Given information section start
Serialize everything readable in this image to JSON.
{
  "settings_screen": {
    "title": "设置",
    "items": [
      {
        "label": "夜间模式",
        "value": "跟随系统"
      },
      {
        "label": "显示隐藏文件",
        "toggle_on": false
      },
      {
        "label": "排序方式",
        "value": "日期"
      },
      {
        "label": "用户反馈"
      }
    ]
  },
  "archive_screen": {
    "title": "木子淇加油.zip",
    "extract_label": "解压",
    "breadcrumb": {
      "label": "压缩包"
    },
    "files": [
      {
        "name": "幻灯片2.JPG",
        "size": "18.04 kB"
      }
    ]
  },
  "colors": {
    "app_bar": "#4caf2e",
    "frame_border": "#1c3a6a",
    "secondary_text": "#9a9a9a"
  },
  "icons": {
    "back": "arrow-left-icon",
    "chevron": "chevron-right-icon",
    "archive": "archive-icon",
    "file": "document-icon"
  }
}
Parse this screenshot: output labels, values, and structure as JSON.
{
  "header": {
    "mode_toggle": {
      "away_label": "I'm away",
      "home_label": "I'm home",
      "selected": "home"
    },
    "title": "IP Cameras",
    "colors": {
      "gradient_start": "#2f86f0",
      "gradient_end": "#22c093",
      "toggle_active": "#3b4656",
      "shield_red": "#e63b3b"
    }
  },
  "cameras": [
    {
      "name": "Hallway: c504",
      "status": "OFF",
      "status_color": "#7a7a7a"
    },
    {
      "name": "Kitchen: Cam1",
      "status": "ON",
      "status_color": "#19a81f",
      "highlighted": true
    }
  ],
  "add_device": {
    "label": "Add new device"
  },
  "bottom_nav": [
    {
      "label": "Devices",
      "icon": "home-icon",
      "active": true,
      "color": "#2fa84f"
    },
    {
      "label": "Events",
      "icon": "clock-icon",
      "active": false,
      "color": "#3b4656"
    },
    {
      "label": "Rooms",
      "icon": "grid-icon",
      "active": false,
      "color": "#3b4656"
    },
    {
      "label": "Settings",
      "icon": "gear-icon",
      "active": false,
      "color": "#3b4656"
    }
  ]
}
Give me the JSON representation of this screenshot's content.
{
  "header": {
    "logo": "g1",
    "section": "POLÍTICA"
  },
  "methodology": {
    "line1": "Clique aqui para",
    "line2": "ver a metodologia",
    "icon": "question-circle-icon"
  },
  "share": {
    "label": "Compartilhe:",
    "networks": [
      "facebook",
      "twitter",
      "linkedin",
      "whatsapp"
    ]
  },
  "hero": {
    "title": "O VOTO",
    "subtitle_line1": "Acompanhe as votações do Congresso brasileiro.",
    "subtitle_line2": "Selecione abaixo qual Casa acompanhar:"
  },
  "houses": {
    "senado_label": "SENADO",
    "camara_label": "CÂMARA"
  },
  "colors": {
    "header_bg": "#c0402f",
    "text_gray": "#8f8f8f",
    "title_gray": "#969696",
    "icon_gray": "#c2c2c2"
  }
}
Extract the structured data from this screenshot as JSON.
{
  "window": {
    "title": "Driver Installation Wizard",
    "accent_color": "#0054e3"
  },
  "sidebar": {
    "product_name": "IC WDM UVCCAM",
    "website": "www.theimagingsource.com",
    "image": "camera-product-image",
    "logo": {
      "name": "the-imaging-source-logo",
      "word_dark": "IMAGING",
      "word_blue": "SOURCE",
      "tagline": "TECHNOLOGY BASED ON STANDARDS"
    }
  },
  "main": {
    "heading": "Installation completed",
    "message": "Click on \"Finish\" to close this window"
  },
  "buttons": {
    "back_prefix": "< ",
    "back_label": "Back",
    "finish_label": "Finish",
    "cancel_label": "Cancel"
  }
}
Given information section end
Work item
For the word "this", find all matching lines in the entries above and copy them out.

Written answer
Serialize everything readable in this image to JSON.
Parse this screenshot: output labels, values, and structure as JSON.
Give me the JSON representation of this screenshot's content.
Extract the structured data from this screenshot as JSON.
    "message": "Click on \"Finish\" to close this window"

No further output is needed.